Work task
If a line in the listing below includes the word "members", pick it out.

Task data
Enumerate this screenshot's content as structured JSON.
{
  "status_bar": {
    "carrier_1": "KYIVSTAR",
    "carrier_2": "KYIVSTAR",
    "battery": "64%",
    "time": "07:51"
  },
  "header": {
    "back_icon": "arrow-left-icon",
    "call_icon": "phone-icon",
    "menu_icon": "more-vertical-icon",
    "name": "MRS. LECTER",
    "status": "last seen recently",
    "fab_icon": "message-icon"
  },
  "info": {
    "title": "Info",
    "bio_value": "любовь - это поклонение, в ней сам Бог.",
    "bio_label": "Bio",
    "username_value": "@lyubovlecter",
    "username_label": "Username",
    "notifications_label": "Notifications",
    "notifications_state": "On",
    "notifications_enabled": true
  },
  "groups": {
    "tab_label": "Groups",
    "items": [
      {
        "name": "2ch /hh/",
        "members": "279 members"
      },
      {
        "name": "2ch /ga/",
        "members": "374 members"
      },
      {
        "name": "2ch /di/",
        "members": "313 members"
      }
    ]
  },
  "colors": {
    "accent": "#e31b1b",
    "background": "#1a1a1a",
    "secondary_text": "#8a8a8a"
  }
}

Answer box
        "members": "279 members"
        "members": "374 members"
        "members": "313 members"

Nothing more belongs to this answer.